The new Finance Minister Bohuslav Sobotka said his foremost priorities included reform of public finances and the preparation of the country for the adoption of the single European currency. Reform of state expenditures has been much called for to stop the ever widening deficit of public finances.
Mr. Sobotka suggests that by the end of 2002, the government should adopt a four-year budget outlook that would include set expenditure limits for all budget chapters so that the public finance deficit decreases to around 5 percent of GDP by 2006. In Sobotka's opinion, faster reduction of the gap would be economically and politically unrealistic.
Mr. Sobotka also said he would accept a reduction of the corporate tax but he also admitted there could be a rise in the personal income tax and indirect taxes.
Bohuslav Sobotka replaced former finance minister Jiri Rusnok, who has become Industry and Trade Minister.
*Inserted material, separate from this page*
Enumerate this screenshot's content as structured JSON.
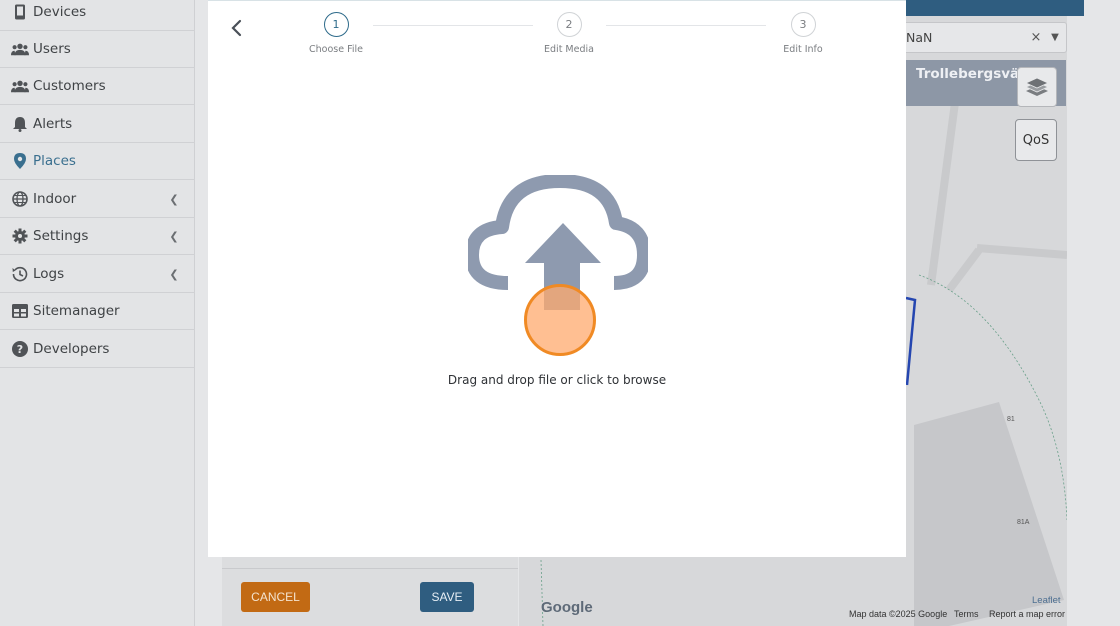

Mr. Rusnok promised to breed positive environment for investment, support export and entrepreneurial activities. As the main tasks ahead he sees a completion of restructuring of the steel industry, putting the Temelin nuclear power station in full operation and a revision of a development strategy for the energy sector. In an allusion to overly ambitious and often criticised plans of his predecessor Miroslav Gregr, Mr. Rusnok said he was not planning any industrial "big bang".
In the transport sector, minister Milan Simonovsky will have a simpler agenda than his predecessors - what was until now the ministry of transport and communications has become a ministry of transport and the division of communications was assigned to a newly established ministry of information technology. Yet the transport minister is facing the difficult tasks of improving the financial situation of Czech Railways and transforming the company.
The new Minister of Agriculture Jaroslav Palas says he has two main aims - the integration of the Czech agricultural sector into the European Union, and the stabilisation of prices of agricultural products on the domestic market. Mr. Palas would like to negotiate "approximately" the same benefits for Czech farmers as those enjoyed by their EU counterparts. Commenting on the decline of domestic food prices, especially wheat, pork and poultry, Mr. Palas said the State Agricultural Intervention Fund could help, although its resources are limited.